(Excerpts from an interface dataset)

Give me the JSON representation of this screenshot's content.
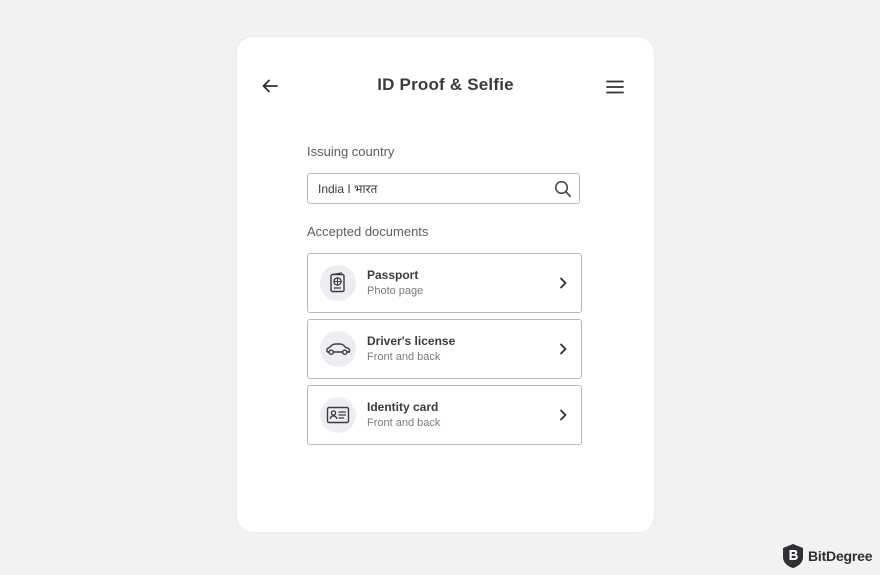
{
  "header": {
    "title": "ID Proof & Selfie",
    "back_icon": "arrow-left-icon",
    "menu_icon": "hamburger-menu-icon"
  },
  "country": {
    "label": "Issuing country",
    "value": "India I भारत",
    "search_icon": "search-icon"
  },
  "documents": {
    "label": "Accepted documents",
    "items": [
      {
        "title": "Passport",
        "subtitle": "Photo page",
        "icon": "passport-icon"
      },
      {
        "title": "Driver's license",
        "subtitle": "Front and back",
        "icon": "car-icon"
      },
      {
        "title": "Identity card",
        "subtitle": "Front and back",
        "icon": "id-card-icon"
      }
    ],
    "chevron_icon": "chevron-right-icon"
  },
  "brand": {
    "name": "BitDegree",
    "icon": "bitdegree-logo-icon"
  },
  "colors": {
    "background": "#f2f2f2",
    "card": "#ffffff",
    "border": "#b9bbbf",
    "icon_circle": "#eceef2",
    "text_primary": "#3a3b3e",
    "text_secondary": "#7a7c81"
  }
}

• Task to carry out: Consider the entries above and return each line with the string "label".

• Solution to the exercise:
    "label": "Issuing country",
    "label": "Accepted documents",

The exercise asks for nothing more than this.